Innovations, i.e., new and creative ideas put into practice as ways of organising businesses are needed in order to grow the economy and societal well-being on a broad basis. Our well-being and sustainable growth are based on human creativity and inventiveness. But are the faster pace and frantic quest for efficiency the reasons behind the failure to create great breakthroughs?
To create sustainable national well-being, we must be willing to make risky, science-based investments. Technological risk-taking involves long-term thinking, because it can take decades to develop the required expertise.
Innovation is built on learning from experiments and failures and giving ideas the time to mature; they do not appear overnight. The history of science, art and product development are full of examples in which a creative, problem-solving process has lasted for years without results. In his book, “Luova laiskuus” (Creative idleness), Professor Hakala describes several such cases involving some of humankind’s key inventions and the stories of figures like Isaac Newton, Louis Pasteur, the chemist August Kekulé and the Finnish writer Mika Waltari. It is often thought that solutions to challenging problems appeared suddenly and spontaneously, as if due to a series of lucky coincidences.

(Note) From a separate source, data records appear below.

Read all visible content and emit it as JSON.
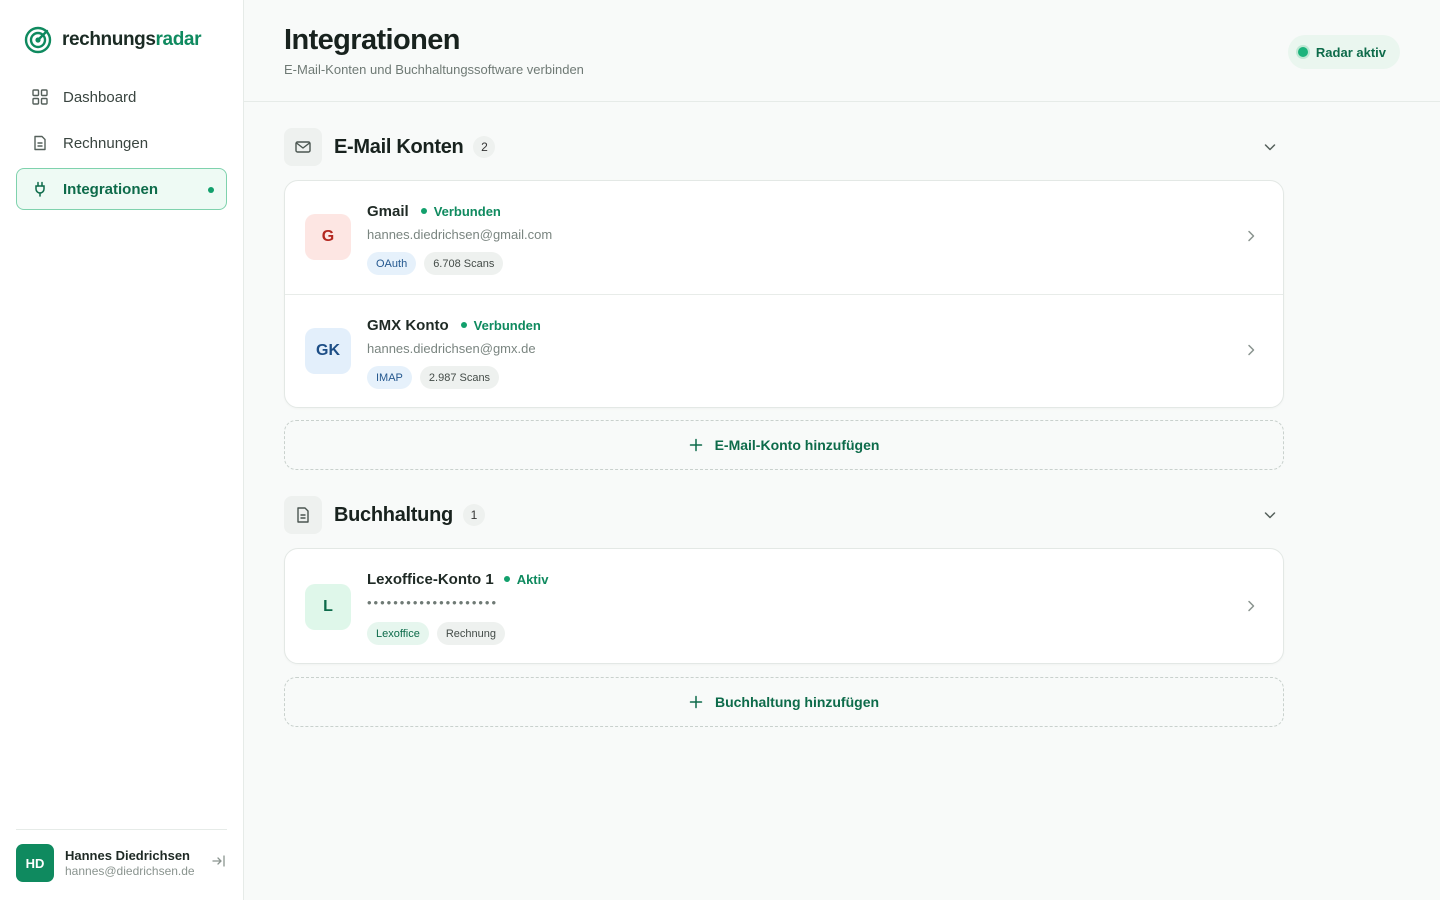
{
  "brand": {
    "name_part1": "rechnungs",
    "name_part2": "radar"
  },
  "nav": {
    "items": [
      {
        "label": "Dashboard",
        "icon": "grid-icon"
      },
      {
        "label": "Rechnungen",
        "icon": "document-icon"
      },
      {
        "label": "Integrationen",
        "icon": "plug-icon",
        "active": true
      }
    ]
  },
  "user": {
    "initials": "HD",
    "name": "Hannes Diedrichsen",
    "email": "hannes@diedrichsen.de"
  },
  "header": {
    "title": "Integrationen",
    "subtitle": "E-Mail-Konten und Buchhaltungssoftware verbinden",
    "badge": "Radar aktiv"
  },
  "email_section": {
    "title": "E-Mail Konten",
    "count": "2",
    "accounts": [
      {
        "initials": "G",
        "name": "Gmail",
        "status": "Verbunden",
        "email": "hannes.diedrichsen@gmail.com",
        "tag1": "OAuth",
        "tag2": "6.708 Scans"
      },
      {
        "initials": "GK",
        "name": "GMX Konto",
        "status": "Verbunden",
        "email": "hannes.diedrichsen@gmx.de",
        "tag1": "IMAP",
        "tag2": "2.987 Scans"
      }
    ],
    "add_label": "E-Mail-Konto hinzufügen"
  },
  "accounting_section": {
    "title": "Buchhaltung",
    "count": "1",
    "accounts": [
      {
        "initials": "L",
        "name": "Lexoffice-Konto 1",
        "status": "Aktiv",
        "secret": "••••••••••••••••••••",
        "tag1": "Lexoffice",
        "tag2": "Rechnung"
      }
    ],
    "add_label": "Buchhaltung hinzufügen"
  },
  "colors": {
    "accent": "#0f8a5f",
    "accent_light": "#eefaf4",
    "gmail_avatar_bg": "#fde6e3",
    "gmail_avatar_fg": "#b3261e",
    "gmx_avatar_bg": "#e3effb",
    "gmx_avatar_fg": "#1d4e86",
    "lexoffice_avatar_bg": "#dff7ea",
    "lexoffice_avatar_fg": "#0d6b4a"
  }
}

However, long-term thinking and research lasting decades and involving multiple dead-ends lie behind most major inventions. For example, Hakala describes how Mika Waltari’s international best-selling novel, Sinuhe, took only around three months to write. However, in reality the formulation of the plot took over a decade of thinking and research on Ancient Egypt.
In other words, it seems that ‘coincidences’ barely even feature in work that requires creative thinking. Such breakthroughs and major inventions are more often the result of painstaking immersion in an issue. High ambition and long-term efforts towards achieving a vision underpin work that leads to major inventions. Finding a solution often requires time, discussion, experimentation, cooperation and the combination of seemingly irrelevant issues. This process is not advanced by continuously faster speed, short-term focus and efficiency. We firmly believe that it is high time to learn, once again, to be inefficient, take risks and permit failures. At least if we want to make major transformations.

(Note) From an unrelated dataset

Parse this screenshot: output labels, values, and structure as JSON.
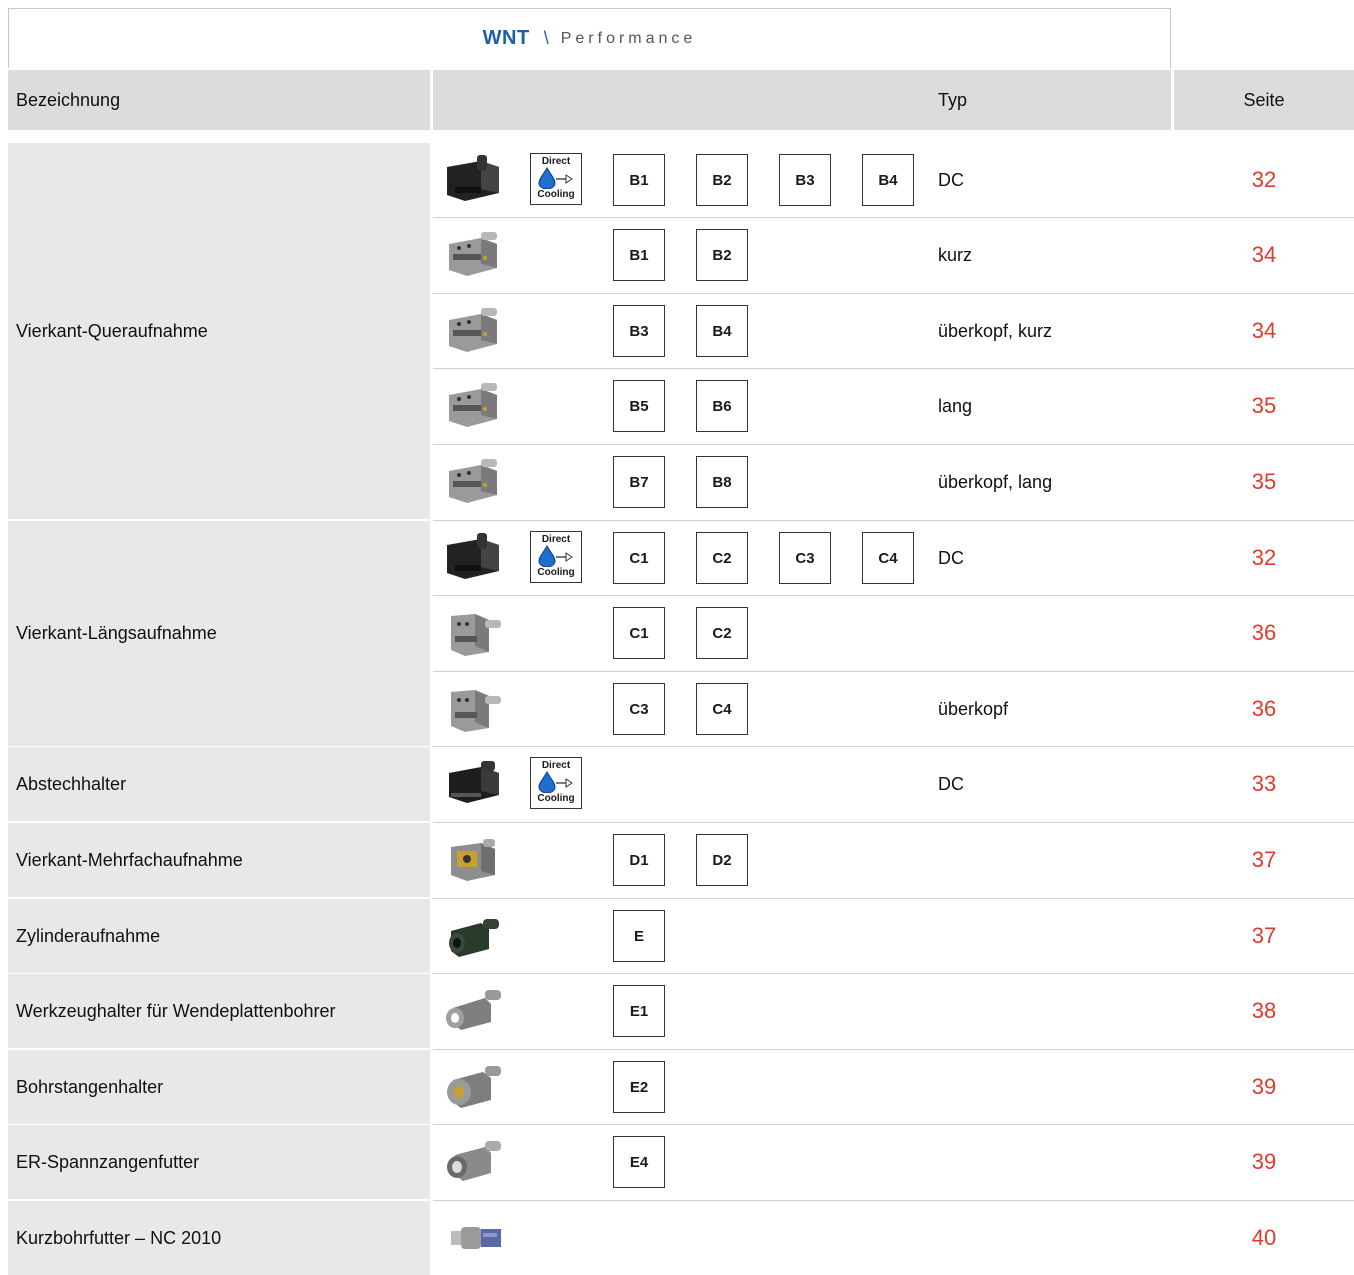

In 2016, we engaged in strategy work together with our experts at VTT Technical Research Centre of Finland. Our strategy rests on two cornerstones; our desire to solve major societal challenges on a long-term, visionary basis, and our aim to develop our research and technological expertise until it is world-class. To achieve these goals, we are ambitious and persistent, encourage risk-taking and tolerate failure and occasional inefficiency; we believe that these form the basis of excellence and innovation.
Reference: Juha T. Hakala, 2013, Luova laiskuus: anna ideoille siivet, [Creative idleness: unleash your imagination]. Gummerus Kustannus Oy.